In its first edition, Al-Ahram Pharmaceutical Exhibition and Conference discussed the challenges facing the pharmaceutical industry in Egypt.
The conference was held under the patronage of Prime Minister Mostafa Madbouly, and was attended by the ministers of health, public enterprise, environment, immigration, and higher education, in addition to figures from the pharmaceutical industry.
Chairman of the Board of Al-Ahram Establishment Abdel-Mohsen Salama said Egypt's pharmaceutical sector indices affirmed that Egypt had the potential to become a promising market for pharmaceutical production.
He said the pharmaceutical sector data showed that sales recorded EGP 44.7 billion in 2019, with a growth rate of eight percent, and were expected to reach EGP 56.6 billion by 2022.
He added that Egypt’s pharmaceutical exports volume was low in comparison to other regional countries' exports.

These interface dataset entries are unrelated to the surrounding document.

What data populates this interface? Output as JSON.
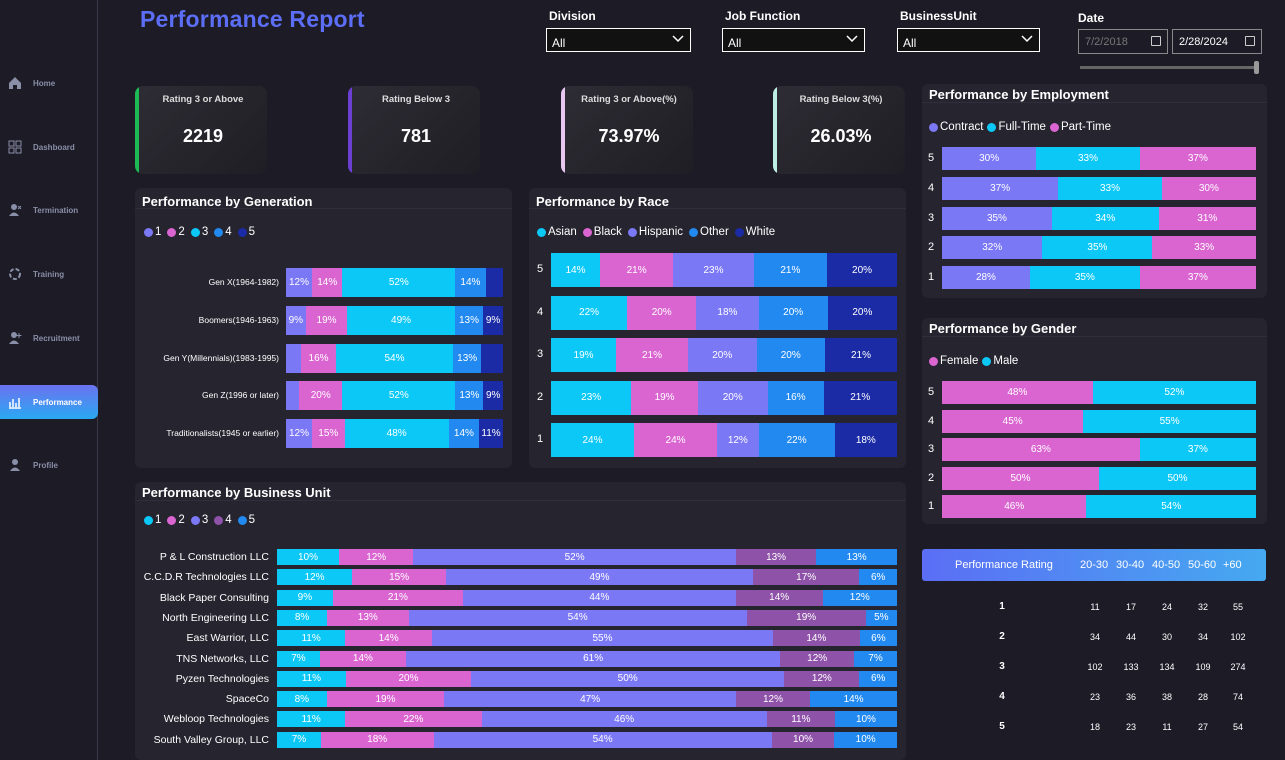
{
  "title": "Performance Report",
  "nav": [
    {
      "label": "Home",
      "icon": "home-icon",
      "active": false
    },
    {
      "label": "Dashboard",
      "icon": "dashboard-icon",
      "active": false
    },
    {
      "label": "Termination",
      "icon": "user-remove-icon",
      "active": false
    },
    {
      "label": "Training",
      "icon": "training-icon",
      "active": false
    },
    {
      "label": "Recruitment",
      "icon": "user-add-icon",
      "active": false
    },
    {
      "label": "Performance",
      "icon": "performance-chart-icon",
      "active": true
    },
    {
      "label": "Profile",
      "icon": "profile-icon",
      "active": false
    }
  ],
  "filters": {
    "division": {
      "label": "Division",
      "value": "All"
    },
    "job_function": {
      "label": "Job Function",
      "value": "All"
    },
    "business_unit": {
      "label": "BusinessUnit",
      "value": "All"
    },
    "date": {
      "label": "Date",
      "start": "7/2/2018",
      "end": "2/28/2024"
    }
  },
  "kpis": [
    {
      "title": "Rating 3 or Above",
      "value": "2219",
      "color": "#1db954"
    },
    {
      "title": "Rating Below 3",
      "value": "781",
      "color": "#6a3fd1"
    },
    {
      "title": "Rating 3 or Above(%)",
      "value": "73.97%",
      "color": "#e8c8f0"
    },
    {
      "title": "Rating Below 3(%)",
      "value": "26.03%",
      "color": "#bdeee4"
    }
  ],
  "colors": {
    "c1": "#7b78f5",
    "c2": "#da65d1",
    "c3": "#0cc8f7",
    "c4": "#2189f0",
    "c5": "#1b2ba6",
    "purple": "#8e52a8"
  },
  "generation": {
    "title": "Performance by Generation",
    "legend": [
      "1",
      "2",
      "3",
      "4",
      "5"
    ],
    "rows": [
      {
        "label": "Gen X(1964-1982)",
        "values": [
          12,
          14,
          52,
          14,
          8
        ],
        "labels": [
          "12%",
          "14%",
          "52%",
          "14%",
          ""
        ]
      },
      {
        "label": "Boomers(1946-1963)",
        "values": [
          9,
          19,
          49,
          13,
          9
        ],
        "labels": [
          "9%",
          "19%",
          "49%",
          "13%",
          "9%"
        ]
      },
      {
        "label": "Gen Y(Millennials)(1983-1995)",
        "values": [
          7,
          16,
          54,
          13,
          10
        ],
        "labels": [
          "",
          "16%",
          "54%",
          "13%",
          ""
        ]
      },
      {
        "label": "Gen Z(1996 or later)",
        "values": [
          6,
          20,
          52,
          13,
          9
        ],
        "labels": [
          "",
          "20%",
          "52%",
          "13%",
          "9%"
        ]
      },
      {
        "label": "Traditionalists(1945 or earlier)",
        "values": [
          12,
          15,
          48,
          14,
          11
        ],
        "labels": [
          "12%",
          "15%",
          "48%",
          "14%",
          "11%"
        ]
      }
    ]
  },
  "race": {
    "title": "Performance by Race",
    "legend": [
      "Asian",
      "Black",
      "Hispanic",
      "Other",
      "White"
    ],
    "rows": [
      {
        "label": "5",
        "values": [
          14,
          21,
          23,
          21,
          20
        ],
        "labels": [
          "14%",
          "21%",
          "23%",
          "21%",
          "20%"
        ]
      },
      {
        "label": "4",
        "values": [
          22,
          20,
          18,
          20,
          20
        ],
        "labels": [
          "22%",
          "20%",
          "18%",
          "20%",
          "20%"
        ]
      },
      {
        "label": "3",
        "values": [
          19,
          21,
          20,
          20,
          21
        ],
        "labels": [
          "19%",
          "21%",
          "20%",
          "20%",
          "21%"
        ]
      },
      {
        "label": "2",
        "values": [
          23,
          19,
          20,
          16,
          21
        ],
        "labels": [
          "23%",
          "19%",
          "20%",
          "16%",
          "21%"
        ]
      },
      {
        "label": "1",
        "values": [
          24,
          24,
          12,
          22,
          18
        ],
        "labels": [
          "24%",
          "24%",
          "12%",
          "22%",
          "18%"
        ]
      }
    ]
  },
  "employment": {
    "title": "Performance by Employment",
    "legend": [
      "Contract",
      "Full-Time",
      "Part-Time"
    ],
    "rows": [
      {
        "label": "5",
        "values": [
          30,
          33,
          37
        ],
        "labels": [
          "30%",
          "33%",
          "37%"
        ]
      },
      {
        "label": "4",
        "values": [
          37,
          33,
          30
        ],
        "labels": [
          "37%",
          "33%",
          "30%"
        ]
      },
      {
        "label": "3",
        "values": [
          35,
          34,
          31
        ],
        "labels": [
          "35%",
          "34%",
          "31%"
        ]
      },
      {
        "label": "2",
        "values": [
          32,
          35,
          33
        ],
        "labels": [
          "32%",
          "35%",
          "33%"
        ]
      },
      {
        "label": "1",
        "values": [
          28,
          35,
          37
        ],
        "labels": [
          "28%",
          "35%",
          "37%"
        ]
      }
    ]
  },
  "gender": {
    "title": "Performance by Gender",
    "legend": [
      "Female",
      "Male"
    ],
    "rows": [
      {
        "label": "5",
        "values": [
          48,
          52
        ],
        "labels": [
          "48%",
          "52%"
        ]
      },
      {
        "label": "4",
        "values": [
          45,
          55
        ],
        "labels": [
          "45%",
          "55%"
        ]
      },
      {
        "label": "3",
        "values": [
          63,
          37
        ],
        "labels": [
          "63%",
          "37%"
        ]
      },
      {
        "label": "2",
        "values": [
          50,
          50
        ],
        "labels": [
          "50%",
          "50%"
        ]
      },
      {
        "label": "1",
        "values": [
          46,
          54
        ],
        "labels": [
          "46%",
          "54%"
        ]
      }
    ]
  },
  "business_unit": {
    "title": "Performance by Business Unit",
    "legend": [
      "1",
      "2",
      "3",
      "4",
      "5"
    ],
    "rows": [
      {
        "label": "P & L Construction LLC",
        "values": [
          10,
          12,
          52,
          13,
          13
        ],
        "labels": [
          "10%",
          "12%",
          "52%",
          "13%",
          "13%"
        ]
      },
      {
        "label": "C.C.D.R Technologies LLC",
        "values": [
          12,
          15,
          49,
          17,
          6
        ],
        "labels": [
          "12%",
          "15%",
          "49%",
          "17%",
          "6%"
        ]
      },
      {
        "label": "Black Paper Consulting",
        "values": [
          9,
          21,
          44,
          14,
          12
        ],
        "labels": [
          "9%",
          "21%",
          "44%",
          "14%",
          "12%"
        ]
      },
      {
        "label": "North Engineering LLC",
        "values": [
          8,
          13,
          54,
          19,
          5
        ],
        "labels": [
          "8%",
          "13%",
          "54%",
          "19%",
          "5%"
        ]
      },
      {
        "label": "East Warrior, LLC",
        "values": [
          11,
          14,
          55,
          14,
          6
        ],
        "labels": [
          "11%",
          "14%",
          "55%",
          "14%",
          "6%"
        ]
      },
      {
        "label": "TNS Networks, LLC",
        "values": [
          7,
          14,
          61,
          12,
          7
        ],
        "labels": [
          "7%",
          "14%",
          "61%",
          "12%",
          "7%"
        ]
      },
      {
        "label": "Pyzen Technologies",
        "values": [
          11,
          20,
          50,
          12,
          6
        ],
        "labels": [
          "11%",
          "20%",
          "50%",
          "12%",
          "6%"
        ]
      },
      {
        "label": "SpaceCo",
        "values": [
          8,
          19,
          47,
          12,
          14
        ],
        "labels": [
          "8%",
          "19%",
          "47%",
          "12%",
          "14%"
        ]
      },
      {
        "label": "Webloop Technologies",
        "values": [
          11,
          22,
          46,
          11,
          10
        ],
        "labels": [
          "11%",
          "22%",
          "46%",
          "11%",
          "10%"
        ]
      },
      {
        "label": "South Valley Group, LLC",
        "values": [
          7,
          18,
          54,
          10,
          10
        ],
        "labels": [
          "7%",
          "18%",
          "54%",
          "10%",
          "10%"
        ]
      }
    ]
  },
  "rating_table": {
    "header": "Performance Rating",
    "columns": [
      "20-30",
      "30-40",
      "40-50",
      "50-60",
      "+60"
    ],
    "rows": [
      {
        "rating": "1",
        "values": [
          "11",
          "17",
          "24",
          "32",
          "55"
        ]
      },
      {
        "rating": "2",
        "values": [
          "34",
          "44",
          "30",
          "34",
          "102"
        ]
      },
      {
        "rating": "3",
        "values": [
          "102",
          "133",
          "134",
          "109",
          "274"
        ]
      },
      {
        "rating": "4",
        "values": [
          "23",
          "36",
          "38",
          "28",
          "74"
        ]
      },
      {
        "rating": "5",
        "values": [
          "18",
          "23",
          "11",
          "27",
          "54"
        ]
      }
    ]
  }
}
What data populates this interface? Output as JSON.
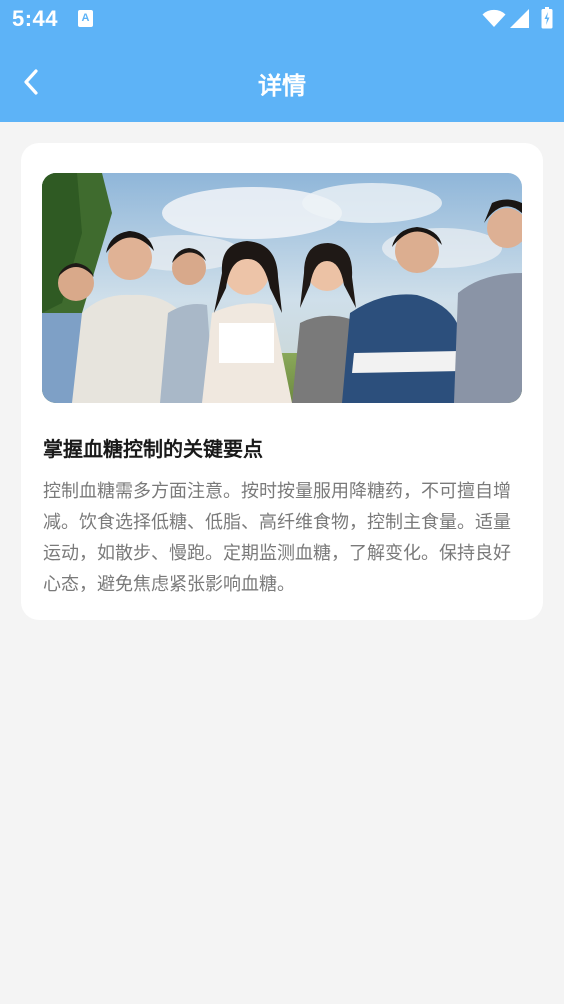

“Egypt is at the top of MENA countries with a population of 100 million, which makes it a large market for pharmaceuticals and healthcare services,” Salama stated.
He announced the formation of a committee comprising a number of the conference participants to submit the recommendations made at the conference to concerned bodies.
Minister of Higher Education Khaled Abdel-Ghafaar speaking at the conference
Health awareness and demand for medicine
Raouf Kokhirgi, a consultant for the MENA region at IQVIA, a leading company in applying data analysis in healthcare, said Egypt was expected to be a key driver of pharmaceutical industry growth in MENA into 2023.
Kokhirgi said pricing would be a significant driver of Egypt’s market growth in the short term, while volume growth would be the main driver of growth from 2020 onwards.
Adding to the growth in the pharmaceutical industry would be the introduction of the new universal health insurance scheme that is set to cover more densely populated areas, expansion of chain pharmacies, and ending surgery waiting lists for patients in the public sector.
He added that the rise in health awareness in Egypt, screening and diagnosis, reflected in the government's recent 100 million Healthy Lives Campaign, would increase demand on medicines.
“Egypt is expected to improve in global pharmaceuticals market rankings from 32 in 2019 to 21 in 2023," according to Kokhirgi.
He said Egypt was in line with China and India regarding the strong manufacturing reliance globally, standing at 79 percent, while India stood at 77.3 percent, and China 80 percent.
Meanwhile, Minister of Health Hala Zayed said that the Egyptian pharmaceutical industry had recently succeeded in providing on-demand medications in the domestic market. She explained that domestic production accounts for 80 percent of market needs, making pharmaceutical production a strategic industry for the country.
“The health ministry has modified Decree 645/2018 to overcome the challenges the sector is facing, in addition to providing medications that are in shortage globally,” Zayed added.
She stated that the domestic industry was able to overcome insulin shortage in the local market, adding that Egypt delved into the cancer medications industry.
Zayed referred to the successful partnership between the government and the private sector to provide hepatitis C cures under the umbrella of 100 Million Healthy Lives campaign, before adding that Egypt received the first unified purchasing order on hepatitis C from a US unified purchasing corporation for an Asian country, furthering that such action put Egypt on the course to manufacturing pharmaceutical components.
“Strategic plans and the presidential initiatives in the health sector have contributed to the revival of the pharmaceutical industry in Egypt,” she added.
President of Ain Shams University and the conference, Mahmoud El-Metini, said the pharmaceutical industry is key to Egypt’s national security, "which was why medicines should be provided in reasonable prices and high quality."
He added that the national pharmaceutical industry provided 93 percent of the needs of the domestic market with a total of EGP 60 billion annually, and that there were 155 licensed pharmaceutical factories in Egypt.
But, El Mitini said, the pharmaceutical community was anticipating a new system of pricing to provide justice for players in the industry.
He added that Egypt’s annual exports recorded $250 million, while India's exports, for example, registered $25 billion, and Jordan $1.8 billion.
Head of the pharmaceutical division at the Egyptian Federation of the Chambers of Commerce Ali Auf said Egypt’s pharmaceutical industry was facing serious challenges, including the application of the value-added tax on all medications, which resulted in price hikes.
In addition, he said, the sector was the only manufacturing sector subject to tariffs, which have had a negative impact on the industry and weakened Egypt’s pharmaceutical exporting power.
He added that pharmaceutical registration and the pricing system needed to be streamlined with international standards to provide win-win investments in the industry.